Some experts tend to keep mum about their experience, their ‘secrets of the trade,’ and not reveal any information that may give an edge to their ‘competition,’ as if there’s something to be won with that. And some, of course, are fine with imparting information, but at a fee, and charge for everything; I teach photography, so yes, I do follow this concept to an extent, but I also give advice freely, and there are more than a couple of posts here that contain useful tidbits, despite the accompanying dross. And with some topics, I’m generous in sharing the experience that I’ve gained over the years, allowing others to benefit from the trials and lessons that have been hard-won in the field.

For instance, when you discover a treefrog in, say, a newly-constructed greenhouse, and already know that they’re notoriously bad about finding their way out the same way they got in – like an open roof vent – and you scoop it up to take it someplace safer, you should know that, no matter how inviting and appropriate the location you try to introduce them to, treefrogs tend to act much like teenagers, and will reject your proposal solely because you’re proposing it to them.

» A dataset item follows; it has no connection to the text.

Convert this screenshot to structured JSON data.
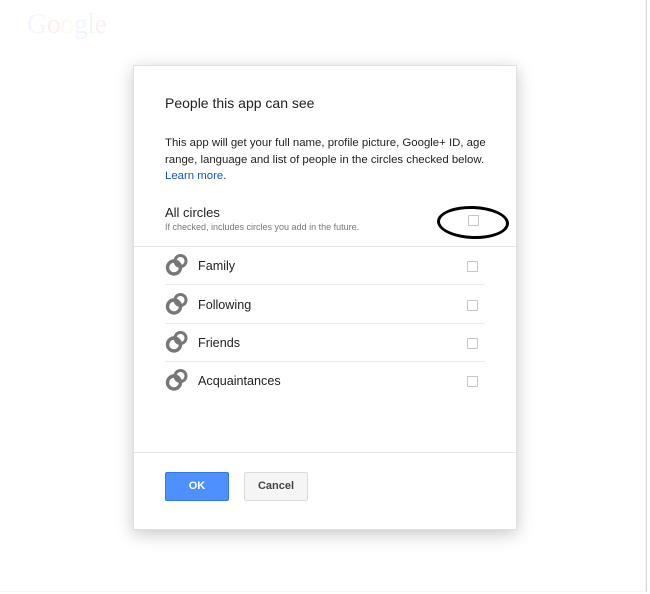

As such, they will leap away from the inviting branch directly under their nose and land, oh, someplace not nearly as inviting, safe, or hospitable.

the author with a Copes grey treefrog Hyla chrysoscelis where it landed in his shirt pocket, by The Girlfriend
Usually, they won’t be so cooperative as to remain there while someone goes and gets their smutphone, but on occasion, you may get lucky. In very rare circumstances, you may even be able to do some point-of-view closeups while the frog resolutely remains in place, still out in full sunlight as the temperature rises rapidly. I wouldn’t count on it necessarily, but it’s been known to happen.

Copes grey treefrog Hyla chrysoscelis still in author's shirt pocket
It’s almost unprecedented that, on trying again, you can convince a treefrog to accept your initial proposal and clamber onto a spot boasting plenty of shade and hidey-holes, safely out of the way, and not require a comical chase into even more inhospitable territory as you mutter irritably about only trying to help, which treefrogs, again, believe not in the slightest.

Copes grey treefrog Hyla chrysoscelis betraying its true nature by remaining in an ideal location
Should this remarkable event occur, however, there’s no way in hell that you’ll get a decent frame of them afterward. Treefrogs are far too stubborn to let something like that happen.